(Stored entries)
+ + +
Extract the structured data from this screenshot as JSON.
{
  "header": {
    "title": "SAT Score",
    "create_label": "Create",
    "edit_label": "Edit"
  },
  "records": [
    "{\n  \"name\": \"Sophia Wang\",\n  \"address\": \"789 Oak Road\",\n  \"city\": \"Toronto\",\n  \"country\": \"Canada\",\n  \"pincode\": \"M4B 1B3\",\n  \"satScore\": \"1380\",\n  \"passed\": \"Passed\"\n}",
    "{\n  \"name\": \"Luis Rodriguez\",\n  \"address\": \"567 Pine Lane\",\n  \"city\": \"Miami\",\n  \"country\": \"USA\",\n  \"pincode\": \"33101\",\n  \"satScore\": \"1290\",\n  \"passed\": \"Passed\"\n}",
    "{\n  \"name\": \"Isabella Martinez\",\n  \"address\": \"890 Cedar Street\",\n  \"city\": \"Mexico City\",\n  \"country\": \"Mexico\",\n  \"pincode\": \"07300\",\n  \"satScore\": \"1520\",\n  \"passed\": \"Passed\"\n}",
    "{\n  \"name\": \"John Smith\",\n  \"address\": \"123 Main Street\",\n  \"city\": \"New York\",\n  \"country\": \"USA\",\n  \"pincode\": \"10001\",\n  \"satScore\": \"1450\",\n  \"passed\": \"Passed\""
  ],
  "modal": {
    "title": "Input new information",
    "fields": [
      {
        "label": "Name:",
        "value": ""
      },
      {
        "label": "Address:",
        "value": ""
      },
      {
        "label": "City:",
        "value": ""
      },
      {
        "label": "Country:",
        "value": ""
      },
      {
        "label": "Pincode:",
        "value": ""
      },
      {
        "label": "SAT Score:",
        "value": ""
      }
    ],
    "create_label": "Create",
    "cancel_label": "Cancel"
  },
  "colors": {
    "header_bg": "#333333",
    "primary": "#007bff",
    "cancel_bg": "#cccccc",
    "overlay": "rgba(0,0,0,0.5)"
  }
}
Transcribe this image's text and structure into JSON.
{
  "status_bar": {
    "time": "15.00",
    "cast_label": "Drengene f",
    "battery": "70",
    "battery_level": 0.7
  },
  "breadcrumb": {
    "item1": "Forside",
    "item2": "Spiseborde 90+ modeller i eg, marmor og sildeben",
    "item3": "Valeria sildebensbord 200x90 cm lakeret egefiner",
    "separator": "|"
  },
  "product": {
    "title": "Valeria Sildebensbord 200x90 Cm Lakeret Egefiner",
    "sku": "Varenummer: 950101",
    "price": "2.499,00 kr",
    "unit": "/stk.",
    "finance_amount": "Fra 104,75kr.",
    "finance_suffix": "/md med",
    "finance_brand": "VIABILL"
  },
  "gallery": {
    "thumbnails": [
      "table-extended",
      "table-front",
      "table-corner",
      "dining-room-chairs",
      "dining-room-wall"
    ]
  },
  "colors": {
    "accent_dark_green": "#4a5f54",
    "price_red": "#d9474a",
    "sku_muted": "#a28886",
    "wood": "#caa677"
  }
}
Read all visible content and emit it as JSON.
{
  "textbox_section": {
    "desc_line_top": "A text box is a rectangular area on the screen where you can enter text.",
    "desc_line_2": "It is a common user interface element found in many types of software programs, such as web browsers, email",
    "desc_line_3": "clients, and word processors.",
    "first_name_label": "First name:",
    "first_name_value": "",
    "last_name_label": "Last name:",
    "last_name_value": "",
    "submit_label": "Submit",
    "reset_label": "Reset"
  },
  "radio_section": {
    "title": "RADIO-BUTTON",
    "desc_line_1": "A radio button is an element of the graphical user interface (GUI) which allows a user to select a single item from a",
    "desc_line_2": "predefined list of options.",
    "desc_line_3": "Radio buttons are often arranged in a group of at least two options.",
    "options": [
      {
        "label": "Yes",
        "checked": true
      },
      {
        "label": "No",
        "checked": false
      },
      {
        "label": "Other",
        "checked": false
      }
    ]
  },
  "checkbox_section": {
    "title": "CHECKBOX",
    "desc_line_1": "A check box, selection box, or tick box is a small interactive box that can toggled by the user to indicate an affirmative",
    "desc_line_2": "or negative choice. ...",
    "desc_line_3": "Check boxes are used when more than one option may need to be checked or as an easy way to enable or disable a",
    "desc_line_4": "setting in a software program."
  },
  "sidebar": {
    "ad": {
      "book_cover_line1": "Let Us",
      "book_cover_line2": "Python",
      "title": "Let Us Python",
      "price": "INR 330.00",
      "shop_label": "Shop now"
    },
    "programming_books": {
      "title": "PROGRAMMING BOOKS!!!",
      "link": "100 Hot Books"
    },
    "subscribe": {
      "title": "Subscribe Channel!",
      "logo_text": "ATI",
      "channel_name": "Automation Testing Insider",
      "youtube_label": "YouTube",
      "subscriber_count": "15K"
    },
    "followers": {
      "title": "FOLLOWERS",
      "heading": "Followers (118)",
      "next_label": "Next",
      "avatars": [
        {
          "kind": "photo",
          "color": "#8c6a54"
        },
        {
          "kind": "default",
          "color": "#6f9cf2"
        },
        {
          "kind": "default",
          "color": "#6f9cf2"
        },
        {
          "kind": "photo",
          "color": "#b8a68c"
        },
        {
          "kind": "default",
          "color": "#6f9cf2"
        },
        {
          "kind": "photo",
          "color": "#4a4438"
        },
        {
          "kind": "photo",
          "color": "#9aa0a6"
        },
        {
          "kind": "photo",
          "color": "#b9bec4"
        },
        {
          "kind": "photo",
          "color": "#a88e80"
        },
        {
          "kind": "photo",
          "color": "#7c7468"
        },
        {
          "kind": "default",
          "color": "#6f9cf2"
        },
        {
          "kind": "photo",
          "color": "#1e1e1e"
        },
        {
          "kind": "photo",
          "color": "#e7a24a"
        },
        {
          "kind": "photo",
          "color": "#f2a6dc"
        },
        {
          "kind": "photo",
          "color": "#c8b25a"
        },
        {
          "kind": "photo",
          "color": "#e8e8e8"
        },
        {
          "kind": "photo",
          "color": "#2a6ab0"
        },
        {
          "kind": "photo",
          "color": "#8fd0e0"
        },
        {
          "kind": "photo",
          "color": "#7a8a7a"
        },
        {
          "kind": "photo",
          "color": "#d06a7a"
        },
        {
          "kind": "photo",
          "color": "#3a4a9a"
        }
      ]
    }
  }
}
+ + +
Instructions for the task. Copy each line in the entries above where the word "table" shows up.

Answer box.
      "table-extended",
      "table-front",
      "table-corner",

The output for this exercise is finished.